Sextuply-eclipsing sextuple star system uncovered in TESS data with an assist from AI
An international team of researchers led by Brian P. Powell at NASA’s Goddard Space Flight Center and Veselin P. Kostov at the SETI Institute (including alumnus and emeritus professor Saul Rappaport, Class of 1941 Professor of Physics and Planetary Science Sara Seager, and physics grad student Rahul Jayaraman, and alums Joel Villasenor PhD ’93, George Ricker ’66 PhD ’71, and Roland Vanderspek PhD ’86), has identified a unique system consisting of six stars. The three binary stars form a gravitationally-bound system and each pair is producing eclipses. The star system, known as TYC 7037-89-1, was uncovered in data from the Transiting Exoplanet Survey Satellite (TESS) data with a neural network designed to detect eclipsing binary stars. This newly discovered complex star system is located in the Eridanus constellation, ~1,900 light-years away from Earth.
“Multiply-eclipsing multiple systems such as TYC 7037-89-1 enable simultaneous, precise measurements on the stellar sizes, temperatures, and potentially masses, of pairs of stars that share common history,” said Veselin Kostov, research scientist at the SETI Institute. “In turn, this provides better understanding of stellar formation and evolution in dynamically-rich environments.”
“The system has three binaries (call them A, B and C) with orbital periods ranging between one and eight days, and arranged in a hierarchical order,” said Saul Rappaport, MIT Department of Physics. “The A binary orbits around the C binary with a period of several years, while the B binary orbits around the A-C quadruple system with a period of several thousand years. The amazing thing is that all three binaries have their orbital planes sufficiently well aligned with our line of sight so that we see eclipses from all of them. This, in spite of the huge separations among the three binaries.”

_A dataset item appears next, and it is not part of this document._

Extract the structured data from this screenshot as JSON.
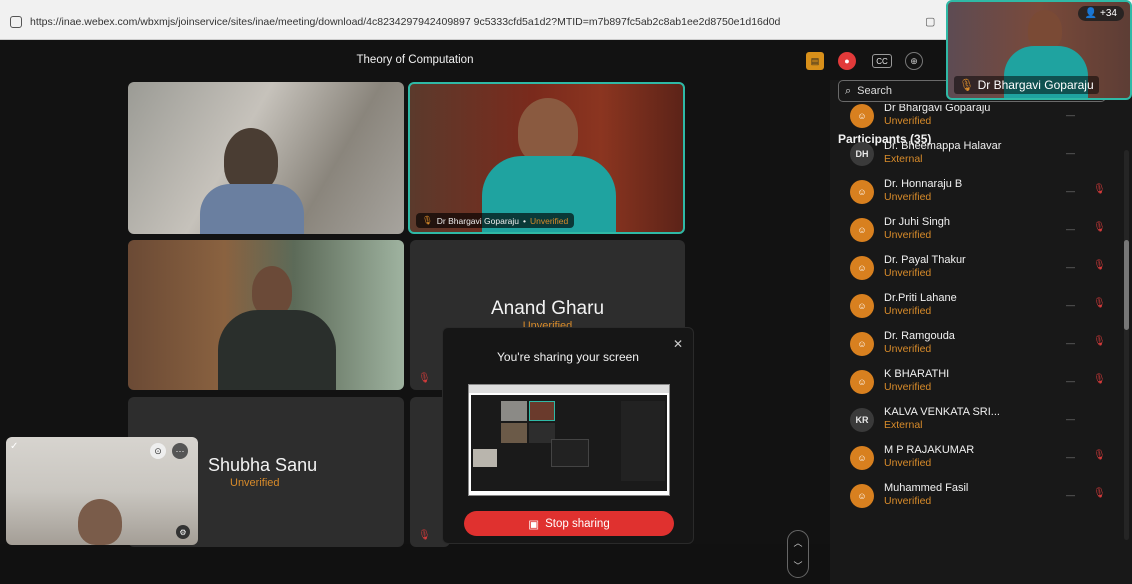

Artificial intelligence and machine learning continue to demonstrate their potential yielding tantalizing discoveries the vast amounts of data collected by missions including TESS and its predecessor, Kepler. While such discoveries still need to be confirmed through human analysis and sometimes follow up observations, the speed at which new findings can be uncovered is increasing exponentially.
While TESS’s primary mission is to search for exoplanets using the transit method, the team applied this same method to detect eclipsing stars. The transit method is the most common way of finding exoplanets. Scientists do this by measuring a stars’ brightness over time. When a planet passes between the star and the observation instrument, the star dims at fixed intervals, indicating the presence of an exoplanet. To differentiate dimming caused by an exoplanet from dimming caused by a binary star, scientists can use the depth of the measured event and the size of the host star to calculate the size of the transiting object. If that object is bigger than about two Jupiter radii it is most likely a second star.

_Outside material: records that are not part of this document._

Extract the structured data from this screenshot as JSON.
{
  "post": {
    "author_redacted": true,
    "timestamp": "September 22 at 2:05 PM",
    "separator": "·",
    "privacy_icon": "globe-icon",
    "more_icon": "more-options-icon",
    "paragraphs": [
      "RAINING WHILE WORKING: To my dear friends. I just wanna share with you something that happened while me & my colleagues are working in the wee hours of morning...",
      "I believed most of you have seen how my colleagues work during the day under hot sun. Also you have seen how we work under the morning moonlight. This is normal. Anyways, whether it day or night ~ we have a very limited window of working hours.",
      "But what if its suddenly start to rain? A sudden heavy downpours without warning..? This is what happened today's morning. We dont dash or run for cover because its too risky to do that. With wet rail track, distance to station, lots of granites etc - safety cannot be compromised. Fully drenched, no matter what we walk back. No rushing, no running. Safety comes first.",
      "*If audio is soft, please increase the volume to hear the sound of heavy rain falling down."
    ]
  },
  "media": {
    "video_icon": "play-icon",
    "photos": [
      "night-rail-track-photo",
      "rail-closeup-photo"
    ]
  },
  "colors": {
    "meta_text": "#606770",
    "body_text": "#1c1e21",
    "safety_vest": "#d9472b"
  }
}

We already knew about a few other six-star systems, notably Castor in the Gemini constellation. But this is the first time in which each of the constituent binary systems is itself an eclipsing binary. Further study of systems such as TYC 7037-89-1 can provide clues about star formation. We don’t know yet how such complex star systems form, but so far, TESS and AI have identified more than 100 candidate systems, which, once confirmed, will have more to teach us. One potential formation scenario is that a young binary star captured a third star, after which each of the three bodies fragmented into two.

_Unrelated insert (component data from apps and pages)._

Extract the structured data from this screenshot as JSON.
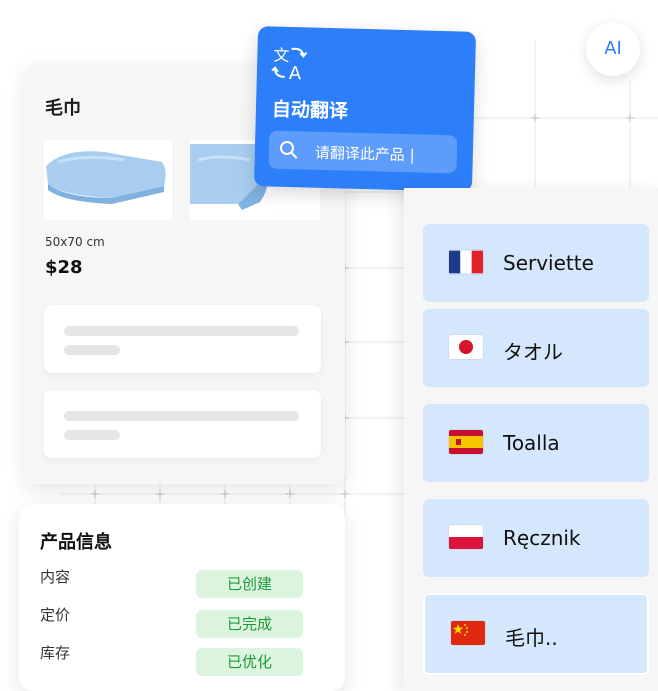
{
  "ai_badge": "AI",
  "translate": {
    "title": "自动翻译",
    "search_placeholder": "请翻译此产品 |"
  },
  "product": {
    "name": "毛巾",
    "size": "50x70 cm",
    "price": "$28"
  },
  "languages": [
    {
      "label": "Serviette",
      "flag": "france-flag"
    },
    {
      "label": "タオル",
      "flag": "japan-flag"
    },
    {
      "label": "Toalla",
      "flag": "spain-flag"
    },
    {
      "label": "Ręcznik",
      "flag": "poland-flag"
    },
    {
      "label": "毛巾..",
      "flag": "china-flag"
    }
  ],
  "info": {
    "title": "产品信息",
    "rows": [
      {
        "label": "内容",
        "status": "已创建"
      },
      {
        "label": "定价",
        "status": "已完成"
      },
      {
        "label": "库存",
        "status": "已优化"
      }
    ]
  },
  "colors": {
    "accent_blue": "#2d7ff9",
    "language_tile": "#d5e7fd",
    "status_green": "#1e9a3a",
    "status_bg": "#dcf5df"
  }
}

More information: TIC 168789840: A Sextuply-Eclipsing Sextuple Star System. arXiv:2101.03433 [astro-ph.SR] arxiv.org/abs/2101.03433